In the third verse, the sacrifices made and the effect the British had on the Americans are sung. This is completed so the people do not forget what led us to this point, and the reason why we became independent remains clear. The final verse summarizes the overall feeling this song is meant to give off each time US citizens sing it. With singing the lines, “Then conquer we must, when our cause it is just/ And this be our motto- ‘In God is our trust,’” the feelings and emotions of pride for one’s country, victory, and freedom are expressed as the distinct purposes of the song.
The reason why this song about war is extremely powerful is because each time one recites it, the thoughts of what the troops had to go through and the imagination of war are so clear to the audience. Singing it brings the audience a feeling of patriotism, respect for each individual soldier who fought for their country both in current times and past times, and how each citizen should be proud to be a part of their country.
Music’s Power in Shaping Cold War Consciousness
The power of music and its connection to politics is undeniable. Music has united troops to persevere and keep fighting and to remember what they were working for. Music has also helped people remember why they shouldn’t fight anymore, why they should put down their weapons, and convince themselves there are better ways to solve the issues. But more than ever, music has opened people’s eyes to problems they didn’t even find relevant. If it were not for brave songwriters/ artists/ performers who were willing to risk everything about themselves to try and obtain what’s right for themselves or others, music would be nothing but a language spoken without any meaning.

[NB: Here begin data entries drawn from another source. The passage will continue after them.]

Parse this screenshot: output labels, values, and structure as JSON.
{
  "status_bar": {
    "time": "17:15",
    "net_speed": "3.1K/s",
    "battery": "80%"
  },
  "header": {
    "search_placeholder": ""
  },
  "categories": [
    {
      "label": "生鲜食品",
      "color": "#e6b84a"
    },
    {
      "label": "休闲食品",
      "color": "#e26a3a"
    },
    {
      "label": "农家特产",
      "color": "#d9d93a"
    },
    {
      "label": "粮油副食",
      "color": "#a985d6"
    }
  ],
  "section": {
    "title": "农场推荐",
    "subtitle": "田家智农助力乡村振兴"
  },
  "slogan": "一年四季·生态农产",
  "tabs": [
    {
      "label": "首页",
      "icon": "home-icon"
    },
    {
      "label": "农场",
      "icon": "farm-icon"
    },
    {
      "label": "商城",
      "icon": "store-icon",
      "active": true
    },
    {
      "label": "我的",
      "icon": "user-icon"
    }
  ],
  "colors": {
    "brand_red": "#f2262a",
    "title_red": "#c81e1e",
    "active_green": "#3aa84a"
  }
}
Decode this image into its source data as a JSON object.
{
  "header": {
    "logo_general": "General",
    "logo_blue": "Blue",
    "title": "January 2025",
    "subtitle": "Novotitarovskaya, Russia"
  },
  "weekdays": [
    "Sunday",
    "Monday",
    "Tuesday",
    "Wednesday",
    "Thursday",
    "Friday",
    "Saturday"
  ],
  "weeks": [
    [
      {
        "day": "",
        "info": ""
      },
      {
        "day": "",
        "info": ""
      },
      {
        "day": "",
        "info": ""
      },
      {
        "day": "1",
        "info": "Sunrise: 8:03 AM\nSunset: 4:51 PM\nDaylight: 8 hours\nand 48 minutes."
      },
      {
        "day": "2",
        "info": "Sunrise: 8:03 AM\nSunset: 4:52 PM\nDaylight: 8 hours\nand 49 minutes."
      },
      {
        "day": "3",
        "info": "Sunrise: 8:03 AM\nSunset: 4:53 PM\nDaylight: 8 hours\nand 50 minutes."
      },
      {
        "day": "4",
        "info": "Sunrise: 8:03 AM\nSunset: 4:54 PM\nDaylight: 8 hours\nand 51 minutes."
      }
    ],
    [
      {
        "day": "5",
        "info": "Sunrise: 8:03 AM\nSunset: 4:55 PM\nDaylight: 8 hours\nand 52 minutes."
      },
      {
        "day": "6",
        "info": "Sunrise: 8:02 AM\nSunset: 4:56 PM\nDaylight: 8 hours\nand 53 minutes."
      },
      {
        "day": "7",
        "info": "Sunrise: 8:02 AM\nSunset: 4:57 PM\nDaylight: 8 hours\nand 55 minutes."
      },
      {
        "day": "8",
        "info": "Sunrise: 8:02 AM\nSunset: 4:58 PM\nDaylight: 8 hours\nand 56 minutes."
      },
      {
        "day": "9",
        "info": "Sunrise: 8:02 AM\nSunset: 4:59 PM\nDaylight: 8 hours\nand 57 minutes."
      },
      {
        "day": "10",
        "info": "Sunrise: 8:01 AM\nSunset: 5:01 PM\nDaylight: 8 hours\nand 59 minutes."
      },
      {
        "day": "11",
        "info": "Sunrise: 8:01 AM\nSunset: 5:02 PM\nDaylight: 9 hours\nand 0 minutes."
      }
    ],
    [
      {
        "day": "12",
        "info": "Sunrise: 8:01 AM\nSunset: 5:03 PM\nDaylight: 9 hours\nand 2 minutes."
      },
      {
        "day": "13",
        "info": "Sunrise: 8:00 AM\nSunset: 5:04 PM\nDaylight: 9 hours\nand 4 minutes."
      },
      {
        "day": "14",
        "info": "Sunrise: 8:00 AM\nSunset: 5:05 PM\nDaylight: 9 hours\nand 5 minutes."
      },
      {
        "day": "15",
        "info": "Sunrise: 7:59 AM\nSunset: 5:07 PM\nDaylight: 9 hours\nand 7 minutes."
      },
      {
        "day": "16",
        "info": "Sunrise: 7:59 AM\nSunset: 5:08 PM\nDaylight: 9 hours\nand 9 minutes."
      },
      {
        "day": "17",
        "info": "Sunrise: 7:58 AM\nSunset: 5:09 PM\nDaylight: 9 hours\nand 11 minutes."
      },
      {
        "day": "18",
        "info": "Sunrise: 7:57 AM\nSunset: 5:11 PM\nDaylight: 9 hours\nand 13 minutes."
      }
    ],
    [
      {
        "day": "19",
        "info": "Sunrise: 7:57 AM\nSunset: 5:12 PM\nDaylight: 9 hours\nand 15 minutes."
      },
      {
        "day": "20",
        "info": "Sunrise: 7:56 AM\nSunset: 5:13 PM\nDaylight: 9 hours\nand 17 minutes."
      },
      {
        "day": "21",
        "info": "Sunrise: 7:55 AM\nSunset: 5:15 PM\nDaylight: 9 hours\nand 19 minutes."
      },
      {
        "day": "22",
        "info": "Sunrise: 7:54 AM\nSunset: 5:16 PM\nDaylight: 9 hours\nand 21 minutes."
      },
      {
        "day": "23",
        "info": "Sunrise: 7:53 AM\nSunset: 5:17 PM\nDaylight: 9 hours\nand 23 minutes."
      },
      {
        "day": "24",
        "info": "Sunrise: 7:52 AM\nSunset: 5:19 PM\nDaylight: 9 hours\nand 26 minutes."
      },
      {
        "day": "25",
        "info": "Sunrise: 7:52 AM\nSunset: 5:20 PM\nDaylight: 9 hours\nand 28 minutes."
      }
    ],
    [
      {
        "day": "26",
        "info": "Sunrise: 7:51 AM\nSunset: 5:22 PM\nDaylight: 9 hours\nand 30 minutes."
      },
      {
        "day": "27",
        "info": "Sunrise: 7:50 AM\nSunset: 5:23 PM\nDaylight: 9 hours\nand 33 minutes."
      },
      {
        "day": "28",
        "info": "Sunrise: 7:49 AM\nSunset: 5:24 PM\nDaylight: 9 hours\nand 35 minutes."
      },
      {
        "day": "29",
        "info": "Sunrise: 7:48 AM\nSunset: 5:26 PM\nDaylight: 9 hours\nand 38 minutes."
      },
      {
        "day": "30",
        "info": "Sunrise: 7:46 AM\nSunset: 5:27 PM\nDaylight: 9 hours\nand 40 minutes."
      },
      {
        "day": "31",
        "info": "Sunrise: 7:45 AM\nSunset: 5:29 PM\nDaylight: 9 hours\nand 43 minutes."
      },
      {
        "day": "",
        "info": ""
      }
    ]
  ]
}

- Anderson, B. (2006). Imagined Communities: Reflections on the Origin and Spread of Nationalism. Verso.
- Dylan, B. (1963). “Blowin’ in the Wind”. On The Freewheelin’ Bob Dylan. Columbia Records.
- Fogerty, J. (1969). “Fortunate Son”. On Willy and the Poor Boys. Fantasy Records.
- Gitlin, T. (1993). The Sixties: Years of Hope, Days of Rage. Bantam Books.
- Jurek, T. Bob Dylan Biography & History. AllMusic.